En EspaŅol

Q. Who is Mr. Smarty Plants?

A: There are those who suspect Wildflower Center volunteers are the culpable and capable culprits. Yet, others think staff members play some, albeit small, role. You can torture us with your plant questions, but we will never reveal the Green Guru's secret identity.

Help us grow by giving to the Plant Database Fund or by becoming a member

Did you know you can access the Native Plant Information Network with your web-enabled smartphone?


Ask Mr. Smarty Plants

Ask Mr. Smarty Plants is a free service provided by the staff and volunteers at the Lady Bird Johnson Wildflower Center.

Search Smarty Plants
See a list of all Smarty Plants questions
Can't find the answer in our existing FAQs, submit a question to Mr. Smarty Plants.
Need help with plant identification, visit the plant identification page.
rate this answer
Not Yet Rated

Monday - November 18, 2013

From: Houston, TX
Region: Southwest
Topic: Planting, Trees
Title: Need a shade tree to plant in Houston, TX
Answered by: Jimmy Mills


Hi, i'm looking for a shade tree to plant on the southwest side of our house, both to make our backyard more enjoyable and to improve energy efficiency. We really like Live Oaks, but they just take too long to grow big enough to provide shade. Can you recommend a relatively fast growing shade tree that would do well in The notoriously alternating drought and flood conditions of Harris County. We don't have a preference between deciduous and evergreen, as long as it's a Texas native. Bonus points if the branches will one day be strong enough to climb. :)


There are several reasons to plant a tree, and you have touched on a couple of good ones. SInce there is a lot of time and labor involved in planting a tree, the project should be approached carefully with a great deal of thought being given to the various stages; planning, selection, purchasing, planting, and continued care.

I’m going to provide several links to resources that address these aspects in the process.

The first link is to Colorado State Extension and it discusses the selection process and factors that should be considered. The list of trees may not all be suitable for Houston, but we’ll get to that later.

The Texas Tree Planting Guide  is an interactive guide that is fun to use. The “Tree Planting Tools” section is very helpful for the planning phase,  and the ”The Custom Tree Selector” shows you several possibilities for you area.

Our Native Plant Database  can provide you with a list of plants for your consideration. Go to the Combination Search box, and select Texas under State, Tree under Habit, and Perennial under Duration. Check Sun under Light requirement, and Dry under Soil moisture. Click the Submit Combination Search button, and you will get a list of 74 commercially available native species that can be used in Texas landscapes. Clicking on the scientific name of each plant will bring up its NPIN page that has the plant’s characteristics, growth information, and in most cases, images. Changing the selection criteria will bring up different lists.

Closer to home, the Houston Chapter of the Native Plant Society of Texas (NPSOT)  has a Native Plant Guide that should prove helpful in your search for the right tree.

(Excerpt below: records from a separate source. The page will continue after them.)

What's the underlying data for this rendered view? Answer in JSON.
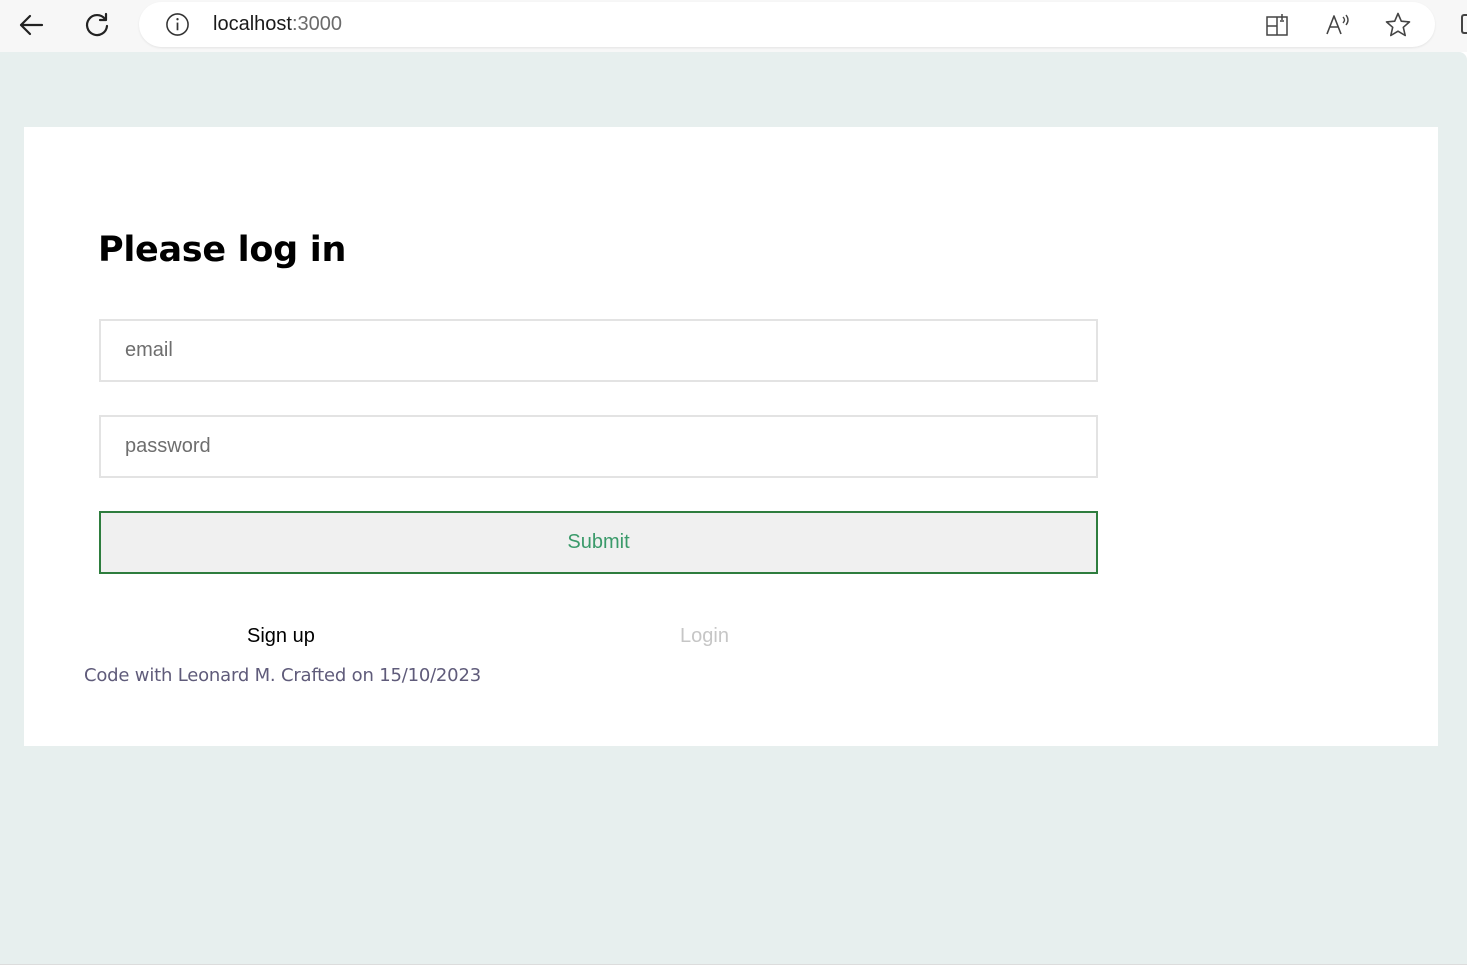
{
  "browser": {
    "url_host": "localhost",
    "url_port": ":3000",
    "icons": {
      "back": "back-arrow-icon",
      "reload": "reload-icon",
      "info": "info-icon",
      "split_screen": "split-screen-icon",
      "read_aloud": "read-aloud-icon",
      "favorite": "star-icon"
    }
  },
  "page": {
    "title": "Please log in",
    "email_placeholder": "email",
    "password_placeholder": "password",
    "submit_label": "Submit",
    "signup_label": "Sign up",
    "login_label": "Login",
    "footer": "Code with Leonard M. Crafted on 15/10/2023"
  },
  "colors": {
    "page_background": "#e7efee",
    "card_background": "#ffffff",
    "submit_border": "#2e7d3e",
    "submit_text": "#3a9a6a",
    "login_disabled_text": "#c6c6c6",
    "footer_text": "#5f5b7a"
  }
}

This article from the Houston Chronicle reinforces our penchant for the use of native plants.

One last link is to our Step by Step Guide “How to Plant a Tree”.


More Trees Questions

Dealing with live oak suckers in Central Texas
March 05, 2015 - Hi, I have a couple huge Live Oak trees in my back yard. Trunks are 4' in diameter. These Live Oaks produce a lot of root sprouts/suckers. I had always head that a tree's roots feed on water/oxyg...
view the full question and answer

Best time to trim oak trees to avoid oak wilt
June 08, 2008 - When is the best time to trim oak trees? Concerned regarding oak wilt if cut at wrong time. Ball moss is not harmful but will it help or harm if trees trimmed. These are large oak trees. Thank you.
view the full question and answer

Deer-resistant plants for under cedar and oak trees in Austin
June 22, 2010 - I have about 1.5 acres in southern Travis county. It's full of mature live oaks and cedar trees, and the soil is full of limestone. I've been gathering the limestone and using them to create raise...
view the full question and answer

Care of desert willows
September 10, 2007 - We have three desert willows. Two are doing well, but the third, which was planted at the same time as the others, is about 1/3 the size of the other two, the foliage is thin, and the leaves have dry...
view the full question and answer

protecting native trees during drought
June 07, 2011 - We are very concerned about our mature live oaks and cedar elms because they are so stressed due to the drought. We have lost several of our mountain juniper and I really don't want to lose our more...
view the full question and answer

Support the Wildflower Center by Donating Online or Becoming a Member today.
© 2015 Lady Bird Johnson Wildflower Center